Source material:
Start of Block
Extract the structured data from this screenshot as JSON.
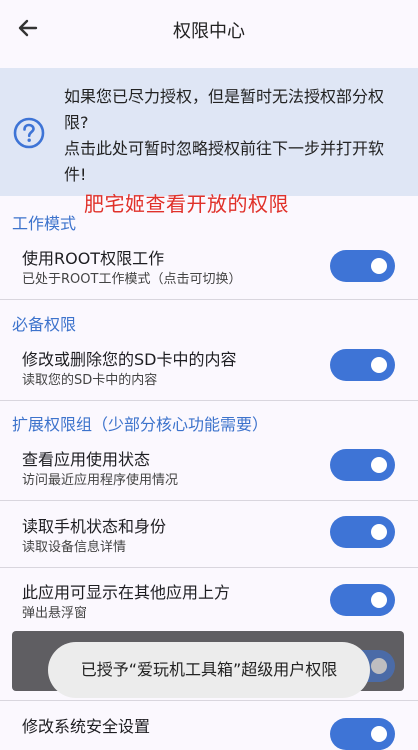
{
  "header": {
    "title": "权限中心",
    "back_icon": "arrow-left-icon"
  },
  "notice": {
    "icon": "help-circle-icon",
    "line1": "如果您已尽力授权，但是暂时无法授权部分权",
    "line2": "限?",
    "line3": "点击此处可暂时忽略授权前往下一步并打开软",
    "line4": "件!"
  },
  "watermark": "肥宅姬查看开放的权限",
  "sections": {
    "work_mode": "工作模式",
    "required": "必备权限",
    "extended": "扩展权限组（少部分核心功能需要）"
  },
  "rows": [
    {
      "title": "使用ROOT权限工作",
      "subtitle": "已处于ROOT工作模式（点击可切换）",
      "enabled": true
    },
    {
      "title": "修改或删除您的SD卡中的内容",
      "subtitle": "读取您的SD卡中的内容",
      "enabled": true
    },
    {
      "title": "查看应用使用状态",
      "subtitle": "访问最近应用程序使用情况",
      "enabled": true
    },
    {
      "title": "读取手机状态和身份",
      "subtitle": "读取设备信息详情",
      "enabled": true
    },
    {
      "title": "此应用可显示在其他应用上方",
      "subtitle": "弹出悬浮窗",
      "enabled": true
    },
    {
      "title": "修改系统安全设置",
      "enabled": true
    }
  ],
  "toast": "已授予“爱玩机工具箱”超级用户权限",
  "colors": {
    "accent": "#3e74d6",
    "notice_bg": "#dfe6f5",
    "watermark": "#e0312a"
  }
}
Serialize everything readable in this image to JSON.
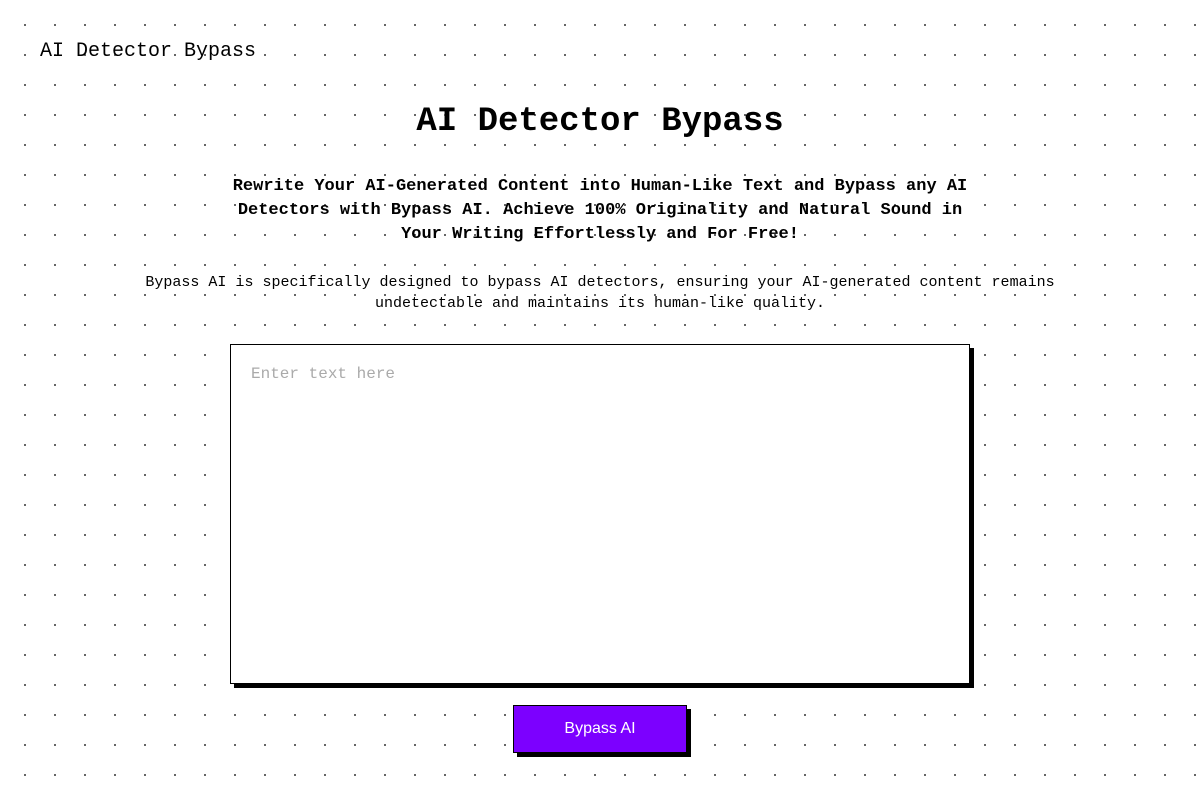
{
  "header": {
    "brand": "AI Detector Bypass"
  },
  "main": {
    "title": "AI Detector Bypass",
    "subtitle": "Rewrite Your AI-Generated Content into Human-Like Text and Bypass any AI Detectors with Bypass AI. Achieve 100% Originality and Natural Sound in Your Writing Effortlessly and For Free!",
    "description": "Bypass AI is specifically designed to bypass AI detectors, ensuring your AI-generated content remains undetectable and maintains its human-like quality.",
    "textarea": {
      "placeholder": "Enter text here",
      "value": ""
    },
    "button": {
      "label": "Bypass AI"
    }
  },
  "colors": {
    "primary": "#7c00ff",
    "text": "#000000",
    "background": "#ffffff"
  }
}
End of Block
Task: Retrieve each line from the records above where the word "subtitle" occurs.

Output for this task:
      "subtitle": "已处于ROOT工作模式（点击可切换）",
      "subtitle": "读取您的SD卡中的内容",
      "subtitle": "访问最近应用程序使用情况",
      "subtitle": "读取设备信息详情",
      "subtitle": "弹出悬浮窗",
    "subtitle": "Rewrite Your AI-Generated Content into Human-Like Text and Bypass any AI Detectors with Bypass AI. Achieve 100% Originality and Natural Sound in Your Writing Effortlessly and For Free!",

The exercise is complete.